Should the current inflationary trend continue for the last two months of this year, 2018 would record an all-time low inflation.
The consumer price index (CPI) or year-on-year inflation in October, which is the period between October last year and October this year, was recorded at 2.95 percent, the highest since January this year.
This means that the prices of goods and services have increased by 2.95 percent in October this year compared to the same month last year.
The nine-month average inflation rate this year was recorded at 2.61 percent, the lowest figure since 2004. The average inflation last year was about five percent and 3.22 percent in 2016.
From 8.8 percent in 2011, inflation hit an all-time high of 11 percent in 2012. After a persistent figure of about 8 percent for the two successive years, it dropped to 4.58 percent in 2015. This was on the back of rupee shortage, which was followed by credit and import restrictions.
However, lower inflation does not translate into a decrease in the price of commodities. It means the prices of goods and services are increasing at a slower rate than before.
Generally, low inflation encourages consumers to buy goods and services and also makes it more appealing to borrow money, since interest rates are usually low during periods of low inflation.

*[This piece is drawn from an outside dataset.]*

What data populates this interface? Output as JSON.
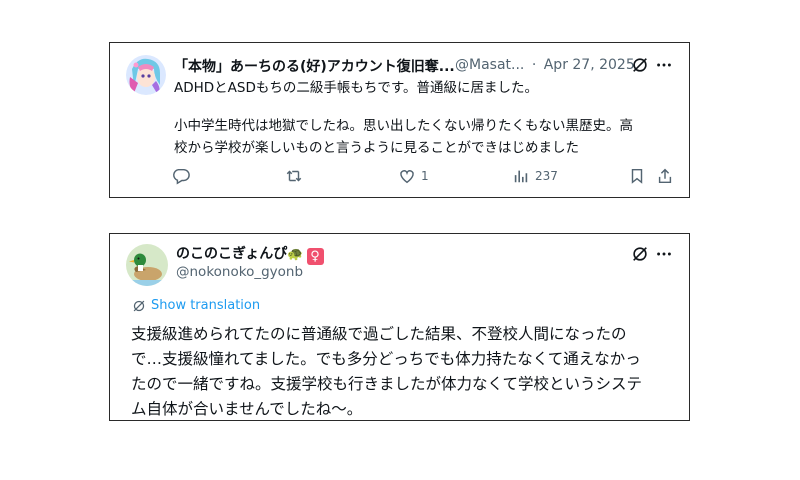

While high inflation could hurt consumers, a deflation would cause a decline in prices. This however, does not favour the economy as it could restrain spending and tip the economy into recession. Every economy aspires to keep inflation at a manageable, stable and predictable level, which favours sound and sustained economic growth.
According to figures from the National Statistical Bureau (NSB), between October last year and October this year, prices of local goods and services increased by 2.57 percent, mainly triggered by an increase in prices of food.
Imported goods and services recorded a higher increase at 3.30 percent.
The NSB has identified a sample of goods and services representative of all goods and services purchased by the households called market basket, containing 151 items of 436 varieties. The bureau has further classified these items into 12 major groups.
Within this group, restaurant and hotel services recorded the highest increase in the price of 7.17 percent between October 2017 and October 2018.
This is followed by alcoholic beverages and narcotics at 4.02 percent. Narcotics alone recorded a price rise of 7 percent. Since the sale of tobacco and tobacco products are illegal in the country, the NSB included areca nut under narcotics.
In the non-food group, catering service experienced a price rise of 7.7 percent, followed by fuel and lubricant at 6.9 percent and footwear at 5.6 percent.
Within the food group, the price of fish increased by 9.15 percent within the 12-month period, followed by milk, cheese and eggs at 7.6 percent.
Since inflation erodes the purchasing power of ngultrum (PPN), as of October this year Nu 100 is worth only Nu 73 in December 2012.
When the prices of goods and services increase, the purchasing power of ngultrum goes down, which economists define as inflation.